[[ INPUT DATA, beginning ]]

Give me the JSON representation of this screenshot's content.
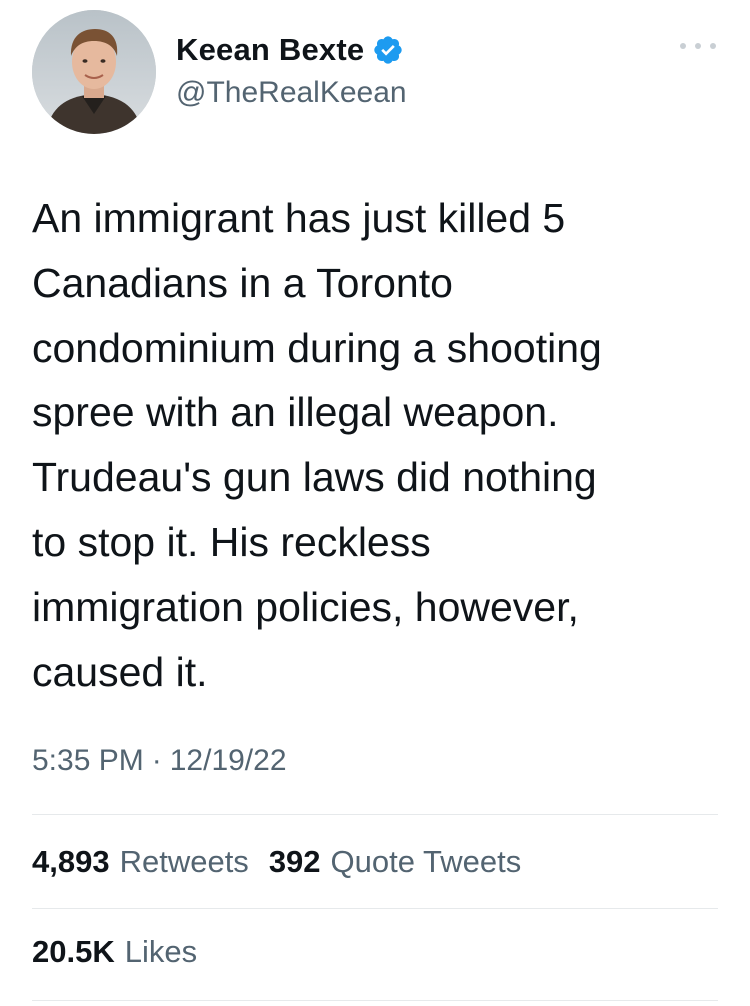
{
  "author": {
    "display_name": "Keean Bexte",
    "handle": "@TheRealKeean",
    "verified": true,
    "avatar_icon": "profile-photo"
  },
  "tweet": {
    "text": "An immigrant has just killed 5\nCanadians in a Toronto\ncondominium during a shooting\nspree with an illegal weapon.\nTrudeau's gun laws did nothing\nto stop it. His reckless\nimmigration policies, however,\ncaused it.",
    "time": "5:35 PM",
    "separator": "·",
    "date": "12/19/22"
  },
  "stats": {
    "retweets_count": "4,893",
    "retweets_label": "Retweets",
    "quote_tweets_count": "392",
    "quote_tweets_label": "Quote Tweets",
    "likes_count": "20.5K",
    "likes_label": "Likes"
  },
  "colors": {
    "text_primary": "#0f1419",
    "text_secondary": "#536471",
    "verified_blue": "#1d9bf0",
    "divider": "#e6e9eb"
  },
  "icons": {
    "more": "more-icon",
    "verified": "verified-badge-icon"
  }
}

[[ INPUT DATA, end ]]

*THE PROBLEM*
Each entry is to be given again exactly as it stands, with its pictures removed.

*RESULT BELOW*
Give me the JSON representation of this screenshot's content.
{
  "author": {
    "display_name": "Keean Bexte",
    "handle": "@TheRealKeean",
    "verified": true,
    "avatar_icon": "profile-photo"
  },
  "tweet": {
    "text": "An immigrant has just killed 5\nCanadians in a Toronto\ncondominium during a shooting\nspree with an illegal weapon.\nTrudeau's gun laws did nothing\nto stop it. His reckless\nimmigration policies, however,\ncaused it.",
    "time": "5:35 PM",
    "separator": "·",
    "date": "12/19/22"
  },
  "stats": {
    "retweets_count": "4,893",
    "retweets_label": "Retweets",
    "quote_tweets_count": "392",
    "quote_tweets_label": "Quote Tweets",
    "likes_count": "20.5K",
    "likes_label": "Likes"
  },
  "colors": {
    "text_primary": "#0f1419",
    "text_secondary": "#536471",
    "verified_blue": "#1d9bf0",
    "divider": "#e6e9eb"
  },
  "icons": {
    "more": "more-icon",
    "verified": "verified-badge-icon"
  }
}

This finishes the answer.